Government intervention becomes lifeline to poultry farm
WITH South Africa currently experiencing untimely power outages that are attributed to dilapidated electrical infrastructure, many businesses whose operations customarily depend on the availability of electricity have either had to close or suspend sections of their operations to avoid wastage.
It is no doubt that technological developments have come in handy in the improvement of quantity and quality of production; and the agricultural sector which is crucial to both the country’s economy and livelihoods of citizens is one of the key beneficiaries to these advancements.
However, since the dawn of power shedding by the country’s power utility, the sector has suffered immensely with the less equipped developing farmers being the ones who feel the brunt the most.
Pilisa Fadana who runs a poultry farm in Haga Haga where she breeds chicken from electrical incubators to fully grown chicken that she sells to both formal and informal market in the Buffalo City Metro is back on full swing with a renewed hope after her business nearly closed down.
Fadana orders fertile eggs from a Johannesburg-based hatchery and incubates them in her Mhlelisa Farm. In the farm she rears broilers, boschveld, orpington and different breeds of layers.
Her business was on a brink of closure when she was hard-hit by power outages that saw her suspending the chicken hatchery services of her enterprise. But the Department of Rural Development and Agrarian Reform has since given Mhlelisa Farm a lifeline through its Covid-19 relief fund which Fadana used to purchase 230V (5.5 kW) generator that feeds power to both her incubators and six chicken houses.
“Incubators always need to be powered when there are eggs inside and a 5-minute outage can be catastrophic. As much as I can’t remember the loss in figures, but I suffered severely when load shedding was implemented because we’d go two to four hours without electricity. The eggs would be spoiled even the chicks that have just hatched would die from cold while the few that survived wouldn’t grow at the expected rate,” said Fadana.

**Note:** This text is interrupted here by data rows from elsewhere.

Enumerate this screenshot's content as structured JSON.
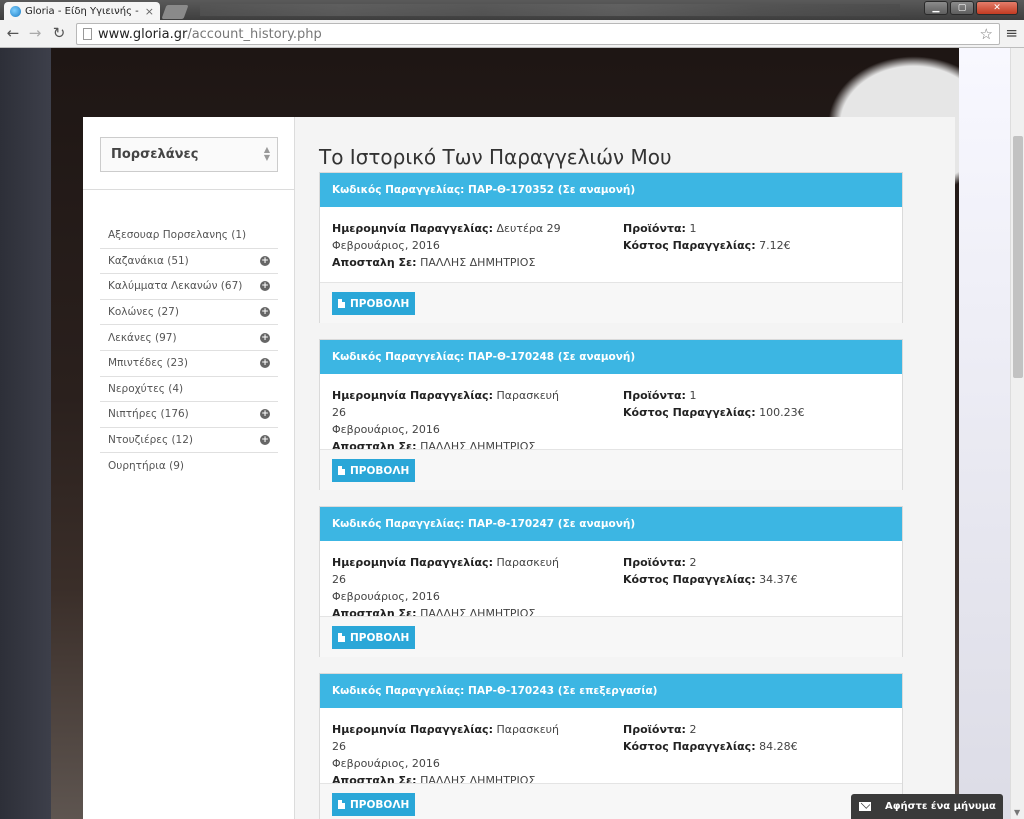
{
  "browser": {
    "tab_title": "Gloria - Είδη Υγιεινής - Μ",
    "tab_close": "×",
    "url_host": "www.gloria.gr",
    "url_path": "/account_history.php",
    "back_icon": "arrow-left",
    "forward_icon": "arrow-right",
    "reload_icon": "reload",
    "star_icon": "star",
    "menu_icon": "hamburger"
  },
  "sidebar": {
    "category_select": "Πορσελάνες",
    "items": [
      {
        "label": "Αξεσουαρ Πορσελανης (1)",
        "expandable": false
      },
      {
        "label": "Καζανάκια (51)",
        "expandable": true
      },
      {
        "label": "Καλύμματα Λεκανών (67)",
        "expandable": true
      },
      {
        "label": "Κολώνες (27)",
        "expandable": true
      },
      {
        "label": "Λεκάνες (97)",
        "expandable": true
      },
      {
        "label": "Μπιντέδες (23)",
        "expandable": true
      },
      {
        "label": "Νεροχύτες (4)",
        "expandable": false
      },
      {
        "label": "Νιπτήρες (176)",
        "expandable": true
      },
      {
        "label": "Ντουζιέρες (12)",
        "expandable": true
      },
      {
        "label": "Ουρητήρια (9)",
        "expandable": false
      }
    ]
  },
  "main": {
    "title": "Το Ιστορικό Των Παραγγελιών Μου",
    "labels": {
      "order_code": "Κωδικός Παραγγελίας:",
      "order_date": "Ημερομηνία Παραγγελίας:",
      "shipped_to": "Αποσταλη Σε:",
      "products": "Προϊόντα:",
      "order_cost": "Κόστος Παραγγελίας:",
      "view_button": "ΠΡΟΒΟΛΗ"
    },
    "orders": [
      {
        "code": "ΠΑΡ-Θ-170352",
        "status": "(Σε αναμονή)",
        "date_line1": "Δευτέρα 29",
        "date_line2": "Φεβρουάριος, 2016",
        "recipient": "ΠΑΛΛΗΣ ΔΗΜΗΤΡΙΟΣ",
        "products": "1",
        "cost": "7.12€"
      },
      {
        "code": "ΠΑΡ-Θ-170248",
        "status": "(Σε αναμονή)",
        "date_line1": "Παρασκευή 26",
        "date_line2": "Φεβρουάριος, 2016",
        "recipient": "ΠΑΛΛΗΣ ΔΗΜΗΤΡΙΟΣ",
        "products": "1",
        "cost": "100.23€"
      },
      {
        "code": "ΠΑΡ-Θ-170247",
        "status": "(Σε αναμονή)",
        "date_line1": "Παρασκευή 26",
        "date_line2": "Φεβρουάριος, 2016",
        "recipient": "ΠΑΛΛΗΣ ΔΗΜΗΤΡΙΟΣ",
        "products": "2",
        "cost": "34.37€"
      },
      {
        "code": "ΠΑΡ-Θ-170243",
        "status": "(Σε επεξεργασία)",
        "date_line1": "Παρασκευή 26",
        "date_line2": "Φεβρουάριος, 2016",
        "recipient": "ΠΑΛΛΗΣ ΔΗΜΗΤΡΙΟΣ",
        "products": "2",
        "cost": "84.28€"
      }
    ]
  },
  "message_widget": {
    "label": "Αφήστε ένα μήνυμα",
    "icon": "envelope"
  },
  "colors": {
    "order_header": "#3cb6e3",
    "view_button": "#2aa7d8",
    "widget_bg": "#3a3a3a"
  }
}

Fadana further used the disaster relief to reinforce security measures in her farm like CCTV cameras, feed milling machine, razor wire and used the remaining to buy feed.
“Almost all the production machinery in the farm uses electricity –from the borehole that we use for water to incubators, including lighting and heaters in our chicken structures,” she said.

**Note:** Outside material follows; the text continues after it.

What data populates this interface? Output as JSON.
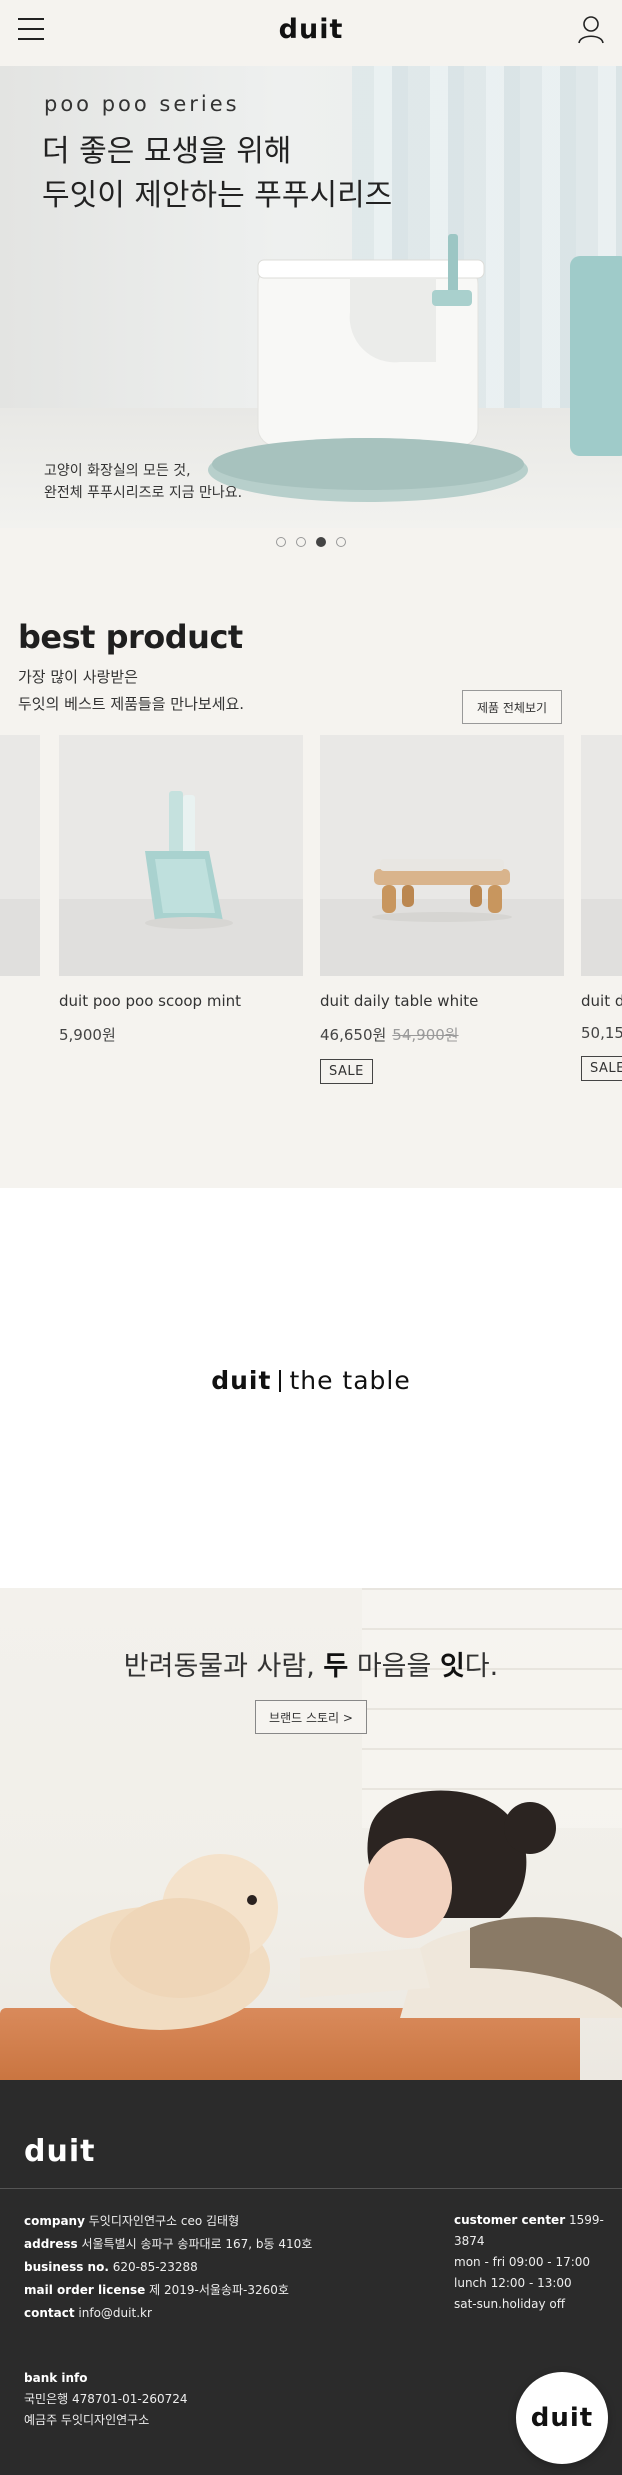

The 54-year-old who hails from Ngcobo ventured into farming on a state-leased farm in 2011 following a horrific car accident in 2009 that kicked her out of her job where she was hired as a banker.
But thanks to her experience in subsistence farming, Fadana had to learn the ropes of the industry and trade at a commercial scale.
With only sheer determination and maternal instincts, she rose to bigger stages and bagged awards in the categories of both emerging farmer and subsistence farmer.
“Being honoured is motivating. It’s a way of saying ‘we see you. And you are on the right track’. Receiving the awards pushed me to work even harder on myself. But being a mother who has nurtured babies into adults has also helped me in the caring of my livestock,” she added.
To this day Fadana is just inches away from clinching life-changing deals of supplying one of the country’s biggest chain stores –a development which she couldn’t dwell much on due to contractual matters.
“The support I have been receiving from the department has brought in consistency in my business as far as production is concerned because now I am never out of stock. I am currently working on adding more chicken structures so I can be able to meet all the demands of the market. I have also managed to negotiate deals to supply some international businesses that are located in East London but the deal is on its infant stages and we are yet to sign on the dotted line,” said Fadana.
The family-run business employs four workers on a permanent basis but with expansion on the cards, Fadana foresees more opportunities.